The Apple iPad is now here and is the same size screen as the Kindle DX, is the same price, and yet does…oh, about 100 times more than the Kindle.1 So not only can I browse the web in a real web browser (not an “experimental” one), but it is in full color, plays movies, email, twitter, AIM, banking, maps, iPhoto, games, you get the idea.
So for the price of the Kindle DX2 I get a machine that will replace my MacBook Pro for 98% of my travels and out-of-office use.
A few negatives or unanswered questions.
In fact, there are only two things I do regularly that it appears the iPad will not allow me to do: Accordance Bible software (far more than what BibleReader offers, but word is they too are working on an iPhone app) and writing in Hebrew/Aramaic, usually using NisusWriter Pro. That is not too shabby for a device that many were expecting to simply be a “media delivery device.”
UPDATE: Steve Caruso pointed out below that Hebrew input already exists on the iPhone! I just tried it out so assuming Pages will allow Hebrew input the iPad will do 99% of what my MBP can do.
The biggest open question in my mind is file management. The iPhone OS is locked down so when I create my document in Pages, where is my document stored? How do I move those files around, backup, etc.?
That closed OS brings me to one of the first “why the iPad will fail” posts that I have seen, thanks to a referral from my brother. Tim presents “a case against the iPad” which consists primarily of the fact that the iPad uses the iPhone OS and the iTunes store model, all closed. This, he argues, is a backwards model and is bound to fail, not to mention, goes against the Zeitgeist of openness. It seems that while this may be a case against his buying the iPad, I don’t think it is a serious case against its success.
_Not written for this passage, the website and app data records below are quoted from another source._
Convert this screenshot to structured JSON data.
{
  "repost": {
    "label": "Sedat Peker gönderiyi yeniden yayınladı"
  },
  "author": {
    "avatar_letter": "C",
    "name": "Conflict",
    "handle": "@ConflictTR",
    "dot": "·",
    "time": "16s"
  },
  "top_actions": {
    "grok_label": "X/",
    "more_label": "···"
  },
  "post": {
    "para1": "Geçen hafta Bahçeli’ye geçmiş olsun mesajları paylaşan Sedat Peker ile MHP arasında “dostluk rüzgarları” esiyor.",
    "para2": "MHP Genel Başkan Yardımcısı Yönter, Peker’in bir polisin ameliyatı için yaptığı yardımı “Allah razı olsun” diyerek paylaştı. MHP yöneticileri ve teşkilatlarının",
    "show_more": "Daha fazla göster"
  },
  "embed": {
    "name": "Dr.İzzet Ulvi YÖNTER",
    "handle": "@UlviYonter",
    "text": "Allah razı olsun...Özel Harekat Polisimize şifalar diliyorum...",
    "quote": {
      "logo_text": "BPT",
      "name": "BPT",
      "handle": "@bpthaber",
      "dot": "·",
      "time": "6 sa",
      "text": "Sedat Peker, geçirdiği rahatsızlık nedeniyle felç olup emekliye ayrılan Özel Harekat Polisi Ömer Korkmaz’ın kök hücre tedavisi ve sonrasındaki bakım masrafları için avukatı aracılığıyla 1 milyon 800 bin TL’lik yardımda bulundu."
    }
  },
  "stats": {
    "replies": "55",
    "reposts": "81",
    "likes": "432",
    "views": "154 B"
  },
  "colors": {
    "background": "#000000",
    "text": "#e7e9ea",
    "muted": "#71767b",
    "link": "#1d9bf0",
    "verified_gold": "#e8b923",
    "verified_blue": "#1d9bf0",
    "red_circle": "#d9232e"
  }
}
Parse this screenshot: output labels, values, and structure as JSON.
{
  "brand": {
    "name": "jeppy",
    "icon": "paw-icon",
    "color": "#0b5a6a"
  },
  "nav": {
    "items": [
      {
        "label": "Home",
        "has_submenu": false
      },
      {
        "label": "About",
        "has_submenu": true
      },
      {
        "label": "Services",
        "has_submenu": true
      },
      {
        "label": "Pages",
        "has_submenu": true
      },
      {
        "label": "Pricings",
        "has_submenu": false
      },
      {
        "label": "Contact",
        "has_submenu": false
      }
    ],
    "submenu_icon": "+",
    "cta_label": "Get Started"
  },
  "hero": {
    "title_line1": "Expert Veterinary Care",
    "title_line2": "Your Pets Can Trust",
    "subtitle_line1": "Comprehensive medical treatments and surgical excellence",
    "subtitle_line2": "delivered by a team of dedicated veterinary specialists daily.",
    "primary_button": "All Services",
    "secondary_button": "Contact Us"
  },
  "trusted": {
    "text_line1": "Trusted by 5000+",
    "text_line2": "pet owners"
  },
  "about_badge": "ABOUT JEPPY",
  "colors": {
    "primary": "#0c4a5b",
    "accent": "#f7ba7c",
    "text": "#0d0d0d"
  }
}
If you don’t like it, don’t buy it. Case closed. But if that closed system meets your budget, does everything (or enough) you want it to do, then what is the problem? There are any number of other Windows or, more open, Linux based net-books and slates, so let the market decide.3
Will the iPad transform the market? Yes, I think it will. Not by taking over the market, Apple will probably never sell more than 15% or so of the market, but their presence in the market will force other manufacturers to make better devices to keep up. And to meet the demand from people like Tim, who prefer open to well-integrated.
As for me? Well, look for my unboxing video in 60-90 days.
- You can even get the iPad with 3G, but it is $130 more. I will not be getting that. ✐
- Admittedly, I will be paying more because I will get a higher end model, but the base price is still comparable. ✐
- He adds an addendum pointing out a “glaring flaw” which is the omission of standard ports. This, he says, is “totally unacceptable for a device that aims to largely displace my laptop.” Except that is explicitly not what Apple intends it to be. Yes, it will likely replace many MacBooks out there, but by not including ports and basing it on the iPhone OS and not the Mac OS is part of Apple’s strategy to create a new niche, between the iPhone and MacBook. Time will tell if it is successful. ✐